Realistic Counterfeiting Numbers Emerge

I’ve been waiting over two years for this.

Since the end of 2004, I’ve had a close interest in counterfeiting statistics,

and eventually I wrote a long piece in June 2005 saying that all

counterfeiting statistics are bullshit. Towards the end of that piece, I

held out some hope that there might, at some point, be some more reliable figures

than the pulled-out-of-thin-air numbers commonly bandied around by people like

the International Anti-Counterfeiting Coalition and the Anti Counterfeiting


The OECD, it is rumoured, may or may not be embarking on a survey trying

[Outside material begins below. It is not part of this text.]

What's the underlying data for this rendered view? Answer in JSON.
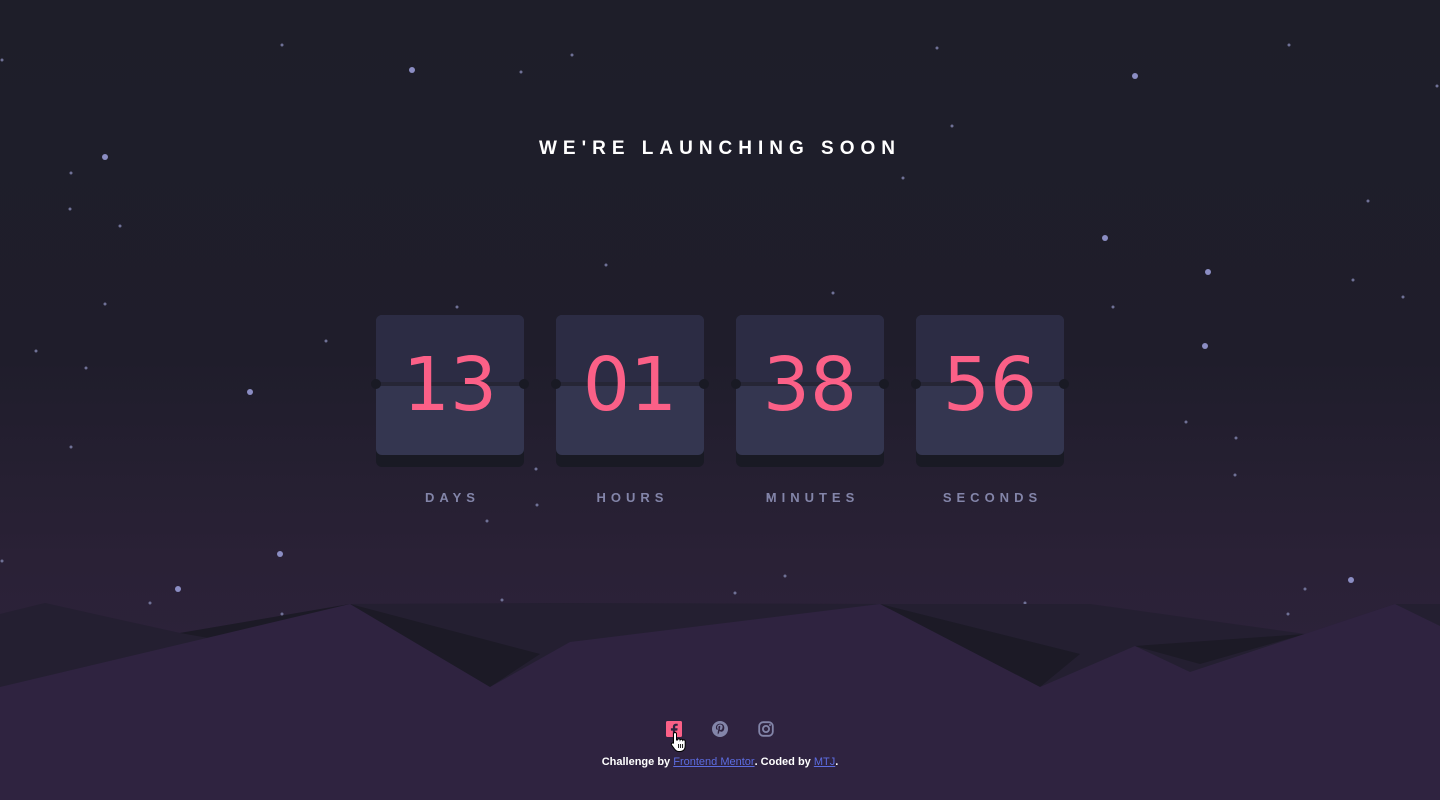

to quantify the effects of counterfeiting. But if it does, and the numbers

bear any relation to reality, they’re hardly going to be trumpeted by groups

such as the IACC and the ACG.

Well, it turns out that the rumor was true:

International trade losses due to product counterfeiting and piracy are much

lower than estimated by business lobby groups, according to the most detailed

global study to date…

Business groups such as the Paris-based International Chamber of Commerce

fear the report’s publication could undermine momentum on tackling IPR

abuses. Guy Sebban, ICC secretary general, said “up to $1,000bn in international

trade was lost annually” to piracy and counterfeiting. The OECD figure

was “an under-estimate”, he added.

Jeff Hardy, co-ordinator of Business Action to Stop Counterfeiting and Piracy,

an alliance of multinational companies including Microsoft and Nike, said:

“Business is definitely not exaggerating the scale of the problem.”

I haven’t seen the report, and I can’t wait to read it. According to the FT,

the OECD is pegging global losses due to counterfeiting at "up to $200

billion" – a number which I think is still a massive overestimate,

although it’s obviously much lower than Sebban’s $1 trillion. Apparently the

report has been tinkered with by the business lobby:

OECD officials have acknowledged the report is “politically sensitive”,

according to people familiar with the draft. Mr Hardy said his group had called

for changes, which were subsequently made.

All the same, I’m very happy that finally a substantive report on this issue

has been written. Once I get my hands on a copy, I promise to take a close look

at how it arrives at its numbers.

(HT: Prerna Mankad)

This entry was posted in statistics. Bookmark the permalink.